In coming weeks, Howard County intends to initiate video-monitored home detention of some of its "low-risk" prisoners, starting with about five current inmates of the county detention center, corrections director Gerald McClellan said.
The system uses video screens hooked to telephones, which allow officers at the detention center to view offenders at their residences. The initial cost for the equipment is estimated at $3,000, which will be defrayed in part with $7.50-a-day fees paid by the detainees.
"The only people participating in it will be inmates assigned to work release," McClellan said. "The person will report home from work and check in with us" via the video phone, he said. Work release counselors also will visit the homes.
Howard is one of the last jurisdictions in the Baltimore-Washington region to begin home monitoring, seen as a cost-saving measure that reduces jail crowding and helps rehabilitate nonviolent offenders serving short sentences.
Home monitoring in Howard actually began during the past year, using a slightly different system, when two Howard judges sentenced two men to home detention as an alternative to jail.
That system relied on electronic bracelets that send out signals monitored by a private contractor, Home Confinement Services Inc. That company is one of three Rockville-based monitoring firms that contract with corrections departments in Maryland.
The video system McClellan hopes to launch shortly is in use in Baltimore and Anne Arundel counties.
Under the video system, when the work-release prisoner receives a telephone call from the detention center, the detainee activates a small, two-way monitor and poses for it to record his presence at home. In most home detention programs, prisoners are expected to remain at home when not at work but may make other authorized trips.
Prisoners must have been incarcerated in the detention center for at least 30 days and must be within 90 days of discharge to be eligible for home monitoring, McClellan said. Their participation must be approved by the sentencing judge, he said.
McClellan said his department intends to start with five volunteer prisoners and increase the number if the system works well.
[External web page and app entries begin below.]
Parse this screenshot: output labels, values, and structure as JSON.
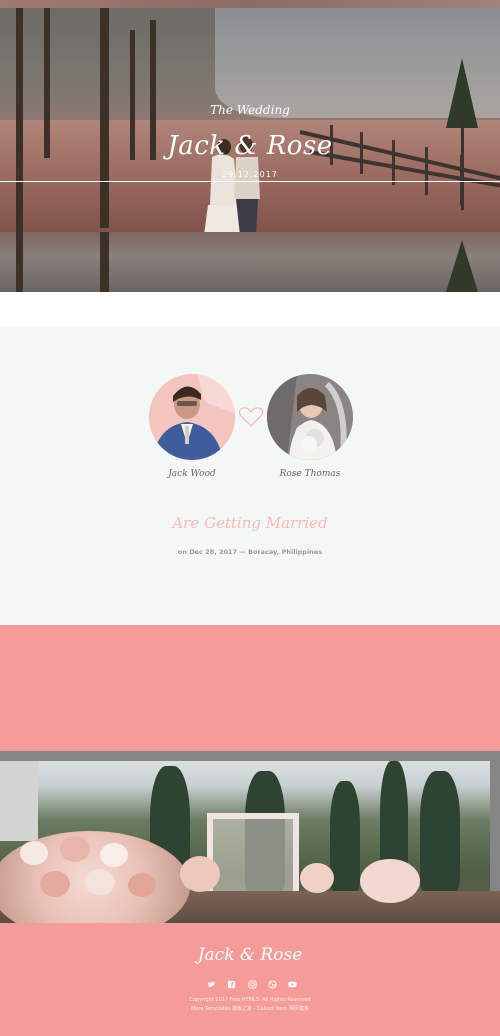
{
  "hero": {
    "subtitle": "The Wedding",
    "title": "Jack & Rose",
    "date": "29.12.2017"
  },
  "couple": {
    "groom_name": "Jack Wood",
    "bride_name": "Rose Thomas",
    "headline": "Are Getting Married",
    "detail": "on Dec 28, 2017 — Boracay, Philippines"
  },
  "footer": {
    "title": "Jack & Rose",
    "social_icons": [
      "twitter-icon",
      "facebook-icon",
      "instagram-icon",
      "dribbble-icon",
      "youtube-icon"
    ],
    "copyright": "Copyright 2017 Free HTML5. All Rights Reserved",
    "extra": "More Templates 模板之家 - Collect from 网页模板"
  },
  "colors": {
    "pink": "#f59c9a",
    "mint": "#f3f8f6",
    "accent_text": "#f7b9b7"
  }
}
A $13.4 million expansion of the detention center is planned to accommodate an increase in prisoners that is largely the result of increased drug arrests. The jail population increase has crowded the center -- built to accommodate 108 inmates -- to twice its capacity.
Home detention saves the county about $50 a day per prisoner in detention costs, said J. Thomas Kent Jr., president of Home Confinement Services. His firm charges the prisoner $4 to $13 a day, depending on income, he said.
Kent's electronic bracelets, with a range of 150 feet, send signals about every minute to monitors attached to the prisoners' home phones, which in turn are connected to the firm's computer.
The computer keeps track of the times and dates that the prisoner breaks contact with the monitor, said Kent, whose firm monitors about 20 prisoners for corrections departments in this area.
Judges use monitoring systems for some white-collar criminals because they "want to rehabilitate these people as best we can," Kent said. "They are permitted to go to work because we want them out of jail working, maintaining their dignity" and off the backs of taxpayers, he said.
Home monitoring also is a useful tool for pregnant or seriously ill prisoners, he said.
"The name of the game is rehabilitating these people, and keeping the ones who are threats to public safety in jail," Kent said.
Corrections officials are "trying to free up bed space," he said. "They are trying to get people out of jail who have done time, whose attitude is good and who know they are going to be released shortly. They want to feed them back into society, but don't want to do it quickly."
Nationally, 10,000 to 15,000 prisoners are on home monitoring, Kent said.
"I picture ourselves as an extention of state parole and probation operations," Kent said. "Judges can let people go on monitoring as an alternative sentence and the people can be intensely supervised."